Chinagandam Suguna is 45 years old and belongs to the Kalavanthulu community. These are women, who still live as “servants” of a God in some Hindu temples, normally being forced into prostitution. The moment, Chinagandam Suguna left the temple, leaving this life behind, she was on her own. The AMG Sewing School gave her the chance to learn a simple trade. She finished her training and today her sewing work generates an income of about 3,000 Rupees a month – about 43 Euro. This is not much, even for Indian standards, but it is enough to reasonably provide for her family and – above all – to be respected by society.
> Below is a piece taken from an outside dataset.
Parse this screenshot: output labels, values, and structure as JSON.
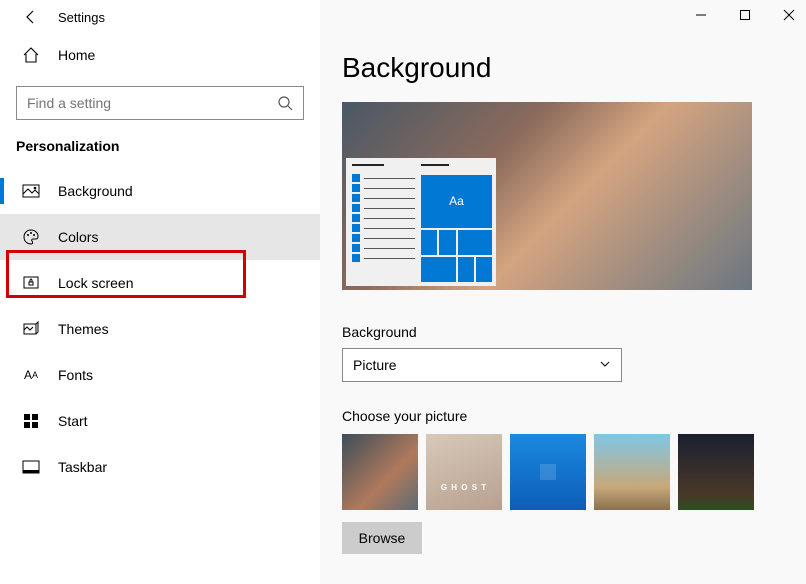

Tiridi Nuka Ratnam is 22 years old. She belongs to a low cast and comes from a poor family. She was unable to complete the fifth grade, but had no difficulties to stand the pace in the Sewing School. On completion of her education, AMG presented her with a sewing machine and since then she has been able to take a nice bit of money home to her family. Whilst in the past, many children and young people of the village where Tiridi Nuka Ratnam comes from, were roaming the streets, without any chance of work, the Sewing School has provided quite a number of them with a perspective for the future